- Exercise brief:
Your output should be the whole listing, identical to the original.

- Source information:
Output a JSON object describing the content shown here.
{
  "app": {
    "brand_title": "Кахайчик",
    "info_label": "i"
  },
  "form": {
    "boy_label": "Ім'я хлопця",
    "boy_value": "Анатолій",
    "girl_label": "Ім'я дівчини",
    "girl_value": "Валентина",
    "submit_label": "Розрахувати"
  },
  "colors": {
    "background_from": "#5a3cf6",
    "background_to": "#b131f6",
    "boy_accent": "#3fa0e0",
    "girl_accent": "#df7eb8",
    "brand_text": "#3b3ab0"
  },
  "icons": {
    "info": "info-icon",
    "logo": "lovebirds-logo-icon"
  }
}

- Answer to this task:
Output a JSON object describing the content shown here.
{
  "app": {
    "brand_title": "Кахайчик",
    "info_label": "i"
  },
  "form": {
    "boy_label": "Ім'я хлопця",
    "boy_value": "Анатолій",
    "girl_label": "Ім'я дівчини",
    "girl_value": "Валентина",
    "submit_label": "Розрахувати"
  },
  "colors": {
    "background_from": "#5a3cf6",
    "background_to": "#b131f6",
    "boy_accent": "#3fa0e0",
    "girl_accent": "#df7eb8",
    "brand_text": "#3b3ab0"
  },
  "icons": {
    "info": "info-icon",
    "logo": "lovebirds-logo-icon"
  }
}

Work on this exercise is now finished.